October 13, 2010

I am getting to know myself. My strengths, my weaknesses, and my humility. In doing this, I now truly understand that I am a messy person at home. With work, I am fastidious because, well, you have to be. It helps work to not be so much work!
I don’t know what it is with my home though where I can just let things go. I let myself get caught up in other things instead of living in the moment at my home.
Living in the moment is becoming more and more apart of my daily life. It helps me to center myself and stay focused. When I am at Whole Foods, it is easier to be there if I am truly all the way there. Living in the moment. I connect with people more, the work is easier, and time flies by.
When I am with a laboring client, I am totally there. I am with the mother and her partner, helping them through each wave bringing them closer to their child.

So, why am I not like this at home more often? Why do I hide when I come home? That’s a question I have been pondering lately.

What does being in the moment mean for you? What does it mean for you as a doula, as a mother, as a woman or as a person?

This is it.

October 1, 2010

After toying around with the idea of becoming a doula for a while now, I have finally decided to take the plunge. I have created this blog as a place to chronicle my journey on this new path and hopefully to see how this name/idea for my business will work.

So far I have attended the required training workshop for DONA International, am doing the required reading and have already attended two births. I am also talking with every doula I know (which is a lot and that is great for me). If you know of someone, send me their blog or website.
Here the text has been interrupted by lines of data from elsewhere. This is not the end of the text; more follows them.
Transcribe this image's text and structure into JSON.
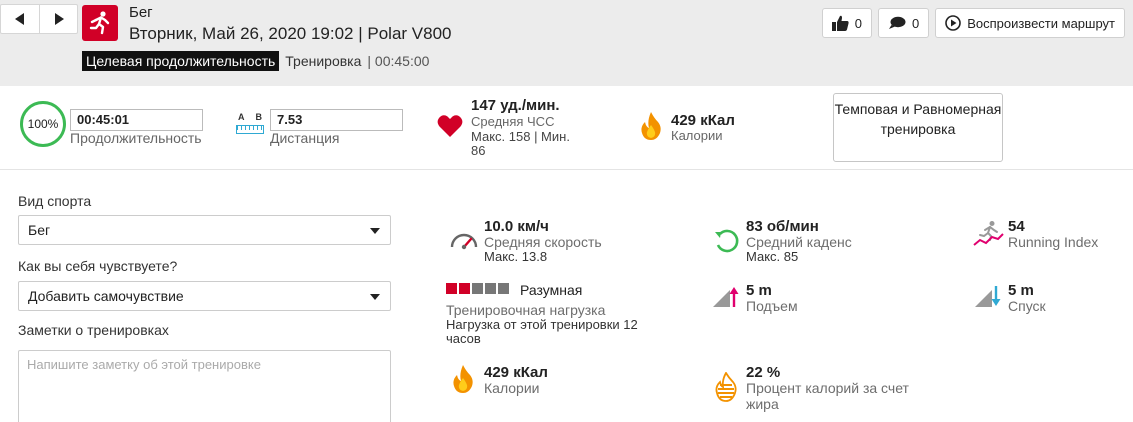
{
  "header": {
    "title": "Бег",
    "subtitle": "Вторник, Май 26, 2020 19:02 | Polar V800",
    "tag_target": "Целевая продолжительность",
    "tag_type": "Тренировка",
    "tag_duration": "| 00:45:00",
    "accent": "#d10027"
  },
  "actions": {
    "likes": "0",
    "comments": "0",
    "replay": "Воспроизвести маршрут"
  },
  "summary": {
    "percent": "100%",
    "duration_value": "00:45:01",
    "duration_label": "Продолжительность",
    "distance_a": "A",
    "distance_b": "B",
    "distance_value": "7.53",
    "distance_label": "Дистанция",
    "hr_value": "147 уд./мин.",
    "hr_label": "Средняя ЧСС",
    "hr_minmax_line1": "Макс. 158  |  Мин.",
    "hr_minmax_line2": "86",
    "calories_value": "429 кКал",
    "calories_label": "Калории",
    "tempo_button": "Темповая и Равномерная тренировка"
  },
  "form": {
    "sport_label": "Вид спорта",
    "sport_value": "Бег",
    "feeling_label": "Как вы себя чувствуете?",
    "feeling_value": "Добавить самочувствие",
    "notes_label": "Заметки о тренировках",
    "notes_placeholder": "Напишите заметку об этой тренировке"
  },
  "stats": {
    "speed": {
      "value": "10.0 км/ч",
      "label": "Средняя скорость",
      "sub": "Макс. 13.8"
    },
    "cadence": {
      "value": "83 об/мин",
      "label": "Средний каденс",
      "sub": "Макс. 85"
    },
    "running_index": {
      "value": "54",
      "label": "Running Index"
    },
    "load": {
      "value": "Разумная",
      "label": "Тренировочная нагрузка",
      "sub": "Нагрузка от этой тренировки 12 часов",
      "level": 2,
      "of": 5
    },
    "ascent": {
      "value": "5 m",
      "label": "Подъем"
    },
    "descent": {
      "value": "5 m",
      "label": "Спуск"
    },
    "calories": {
      "value": "429 кКал",
      "label": "Калории"
    },
    "fat": {
      "value": "22 %",
      "label": "Процент калорий за счет жира"
    }
  }
}
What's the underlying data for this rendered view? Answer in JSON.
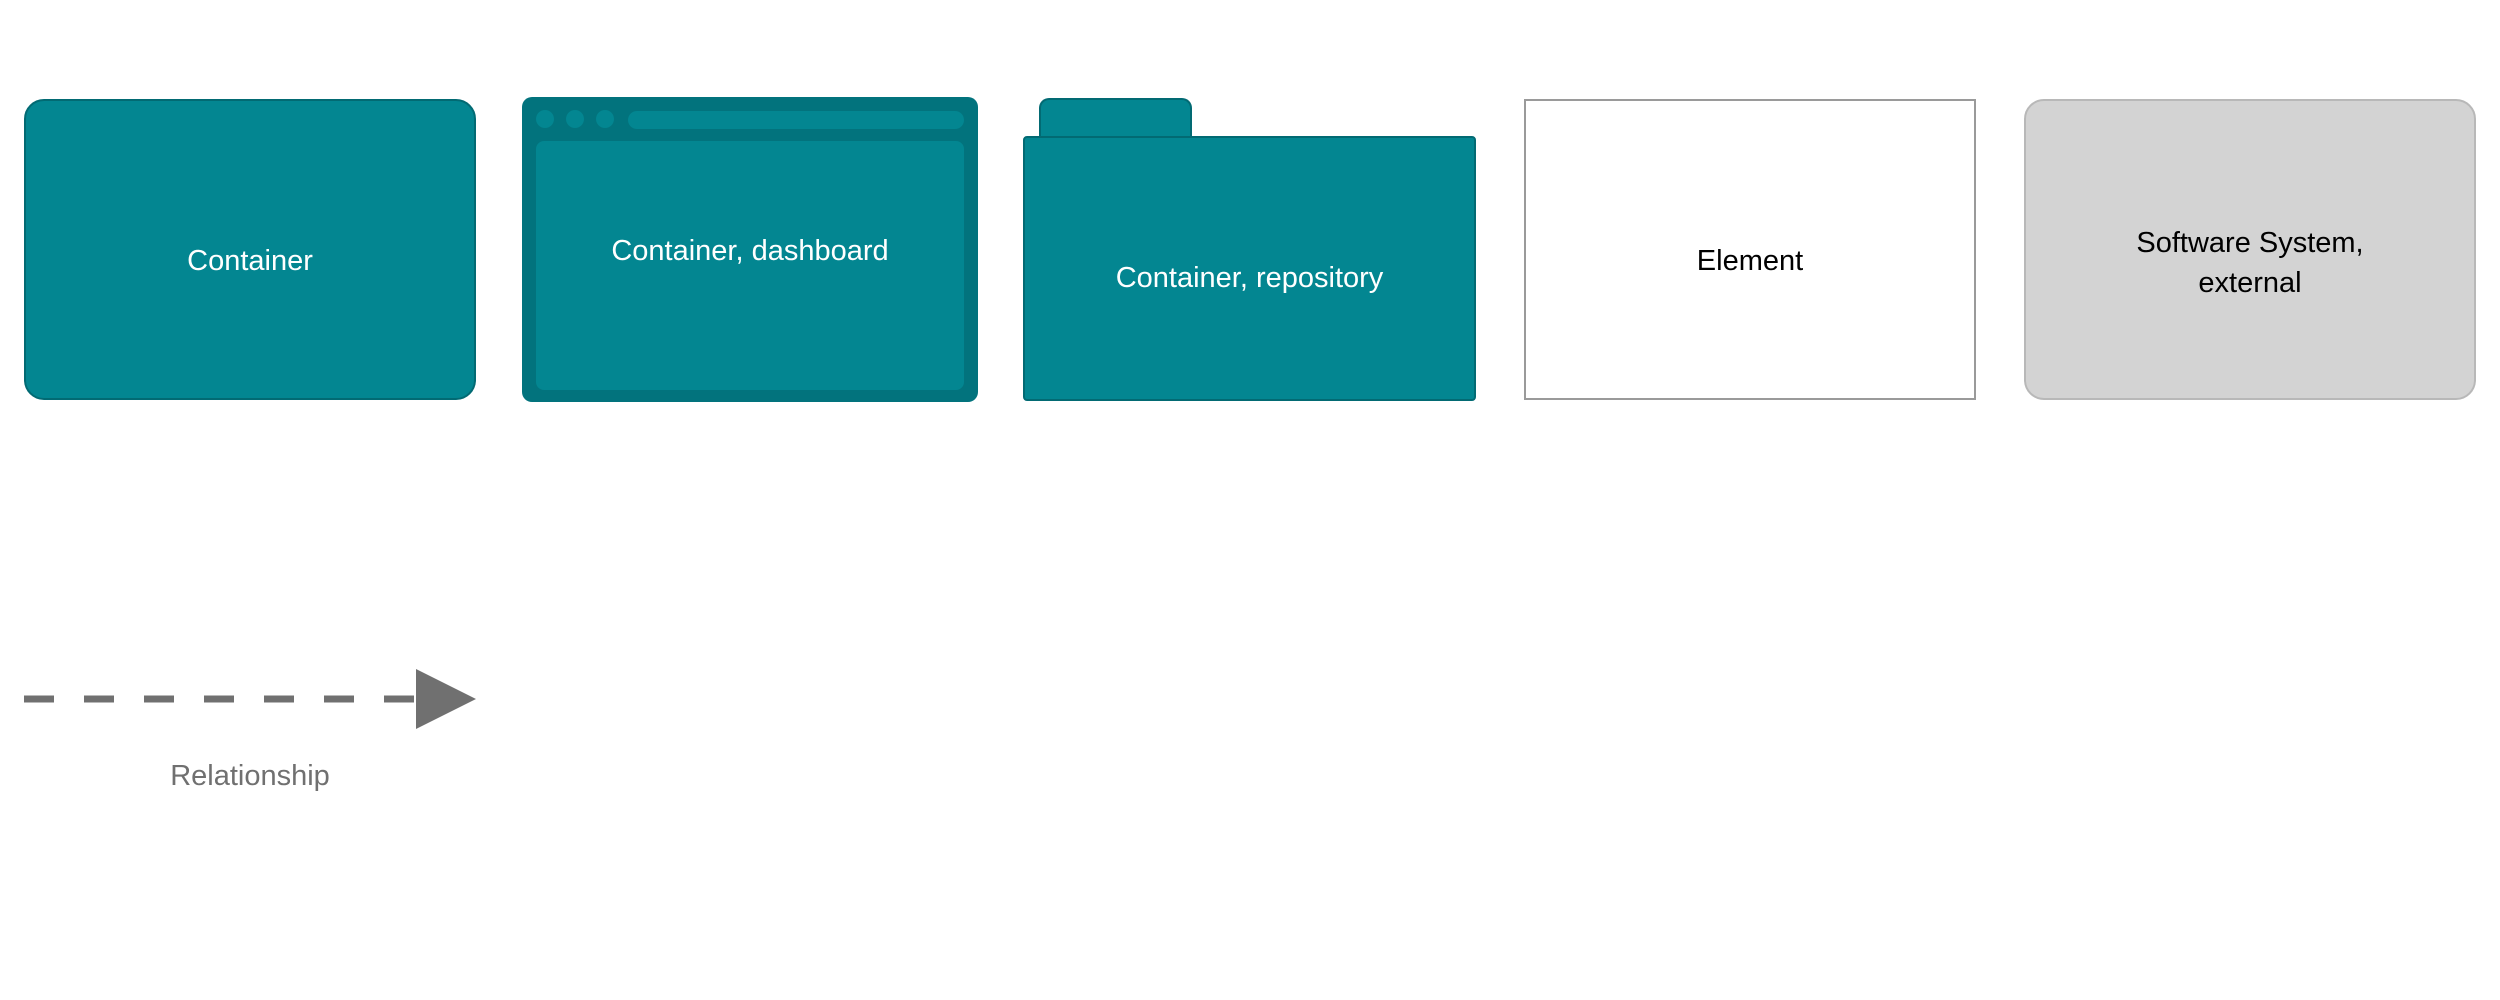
{
  "legend": {
    "elements": {
      "container": {
        "label": "Container"
      },
      "dashboard": {
        "label": "Container, dashboard"
      },
      "repository": {
        "label": "Container, repository"
      },
      "element": {
        "label": "Element"
      },
      "external": {
        "label": "Software System,\nexternal"
      }
    },
    "relationship": {
      "label": "Relationship"
    }
  },
  "colors": {
    "container_fill": "#038691",
    "container_border": "#026a73",
    "external_fill": "#d3d3d3",
    "element_border": "#9a9a9a",
    "relationship_line": "#707070"
  }
}
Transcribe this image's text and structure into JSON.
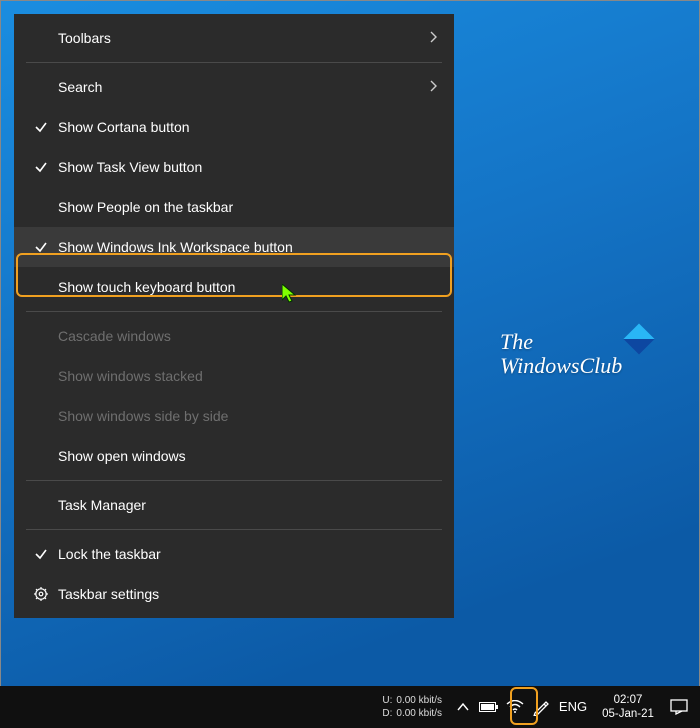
{
  "menu": {
    "toolbars": "Toolbars",
    "search": "Search",
    "show_cortana": "Show Cortana button",
    "show_taskview": "Show Task View button",
    "show_people": "Show People on the taskbar",
    "show_ink": "Show Windows Ink Workspace button",
    "show_touch_kb": "Show touch keyboard button",
    "cascade": "Cascade windows",
    "stacked": "Show windows stacked",
    "sidebyside": "Show windows side by side",
    "open_windows": "Show open windows",
    "task_manager": "Task Manager",
    "lock_taskbar": "Lock the taskbar",
    "taskbar_settings": "Taskbar settings"
  },
  "watermark": {
    "line1": "The",
    "line2": "WindowsClub"
  },
  "taskbar": {
    "net_up_label": "U:",
    "net_up_value": "0.00 kbit/s",
    "net_down_label": "D:",
    "net_down_value": "0.00 kbit/s",
    "lang": "ENG",
    "time": "02:07",
    "date": "05-Jan-21"
  }
}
I would love to have a huge blogroll filled with amazing and awesome doulas.

Welcome. Thank you traveling with me. And feel free to leave comments and take the survey!